_EXERCISE DIRECTIONS_
Wherever a line in the records below contains "Demo", copy that line.

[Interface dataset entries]

********************

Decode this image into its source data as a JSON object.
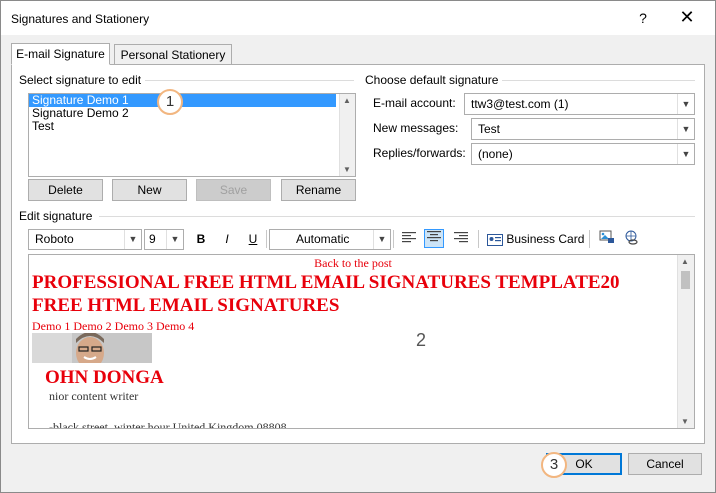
{
  "window": {
    "title": "Signatures and Stationery",
    "help_label": "?",
    "close_label": "✕"
  },
  "tabs": [
    {
      "label": "E-mail Signature",
      "active": true
    },
    {
      "label": "Personal Stationery",
      "active": false
    }
  ],
  "select_signature": {
    "label": "Select signature to edit",
    "items": [
      "Signature Demo 1",
      "Signature Demo 2",
      "Test"
    ],
    "selected_index": 0
  },
  "sig_buttons": {
    "delete": "Delete",
    "new": "New",
    "save": "Save",
    "rename": "Rename"
  },
  "default_signature": {
    "label": "Choose default signature",
    "email_account_label": "E-mail account:",
    "email_account_value": "ttw3@test.com (1)",
    "new_messages_label": "New messages:",
    "new_messages_value": "Test",
    "replies_label": "Replies/forwards:",
    "replies_value": "(none)"
  },
  "edit_signature": {
    "label": "Edit signature",
    "toolbar": {
      "font": "Roboto",
      "size": "9",
      "bold": "B",
      "italic": "I",
      "underline": "U",
      "color": "Automatic",
      "business_card": "Business Card"
    },
    "content": {
      "back_link": "Back to the post",
      "heading_line1": "PROFESSIONAL FREE HTML EMAIL SIGNATURES TEMPLATE20",
      "heading_line2": "FREE HTML EMAIL SIGNATURES",
      "demo_links": "Demo 1 Demo 2 Demo 3 Demo 4",
      "name": "OHN DONGA",
      "job_title": "nior content writer",
      "address": "-black street, winter hour United Kingdom 08808"
    }
  },
  "footer": {
    "ok": "OK",
    "cancel": "Cancel"
  },
  "markers": [
    "1",
    "2",
    "3"
  ],
  "colors": {
    "accent": "#0078d7",
    "selection": "#3399ff",
    "signature_red": "#e8000b",
    "marker_border": "#f2b680"
  }
}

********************

_SOLUTION_
      "Signature Demo 1",
      "Signature Demo 2",
      "demo_links": "Demo 1 Demo 2 Demo 3 Demo 4",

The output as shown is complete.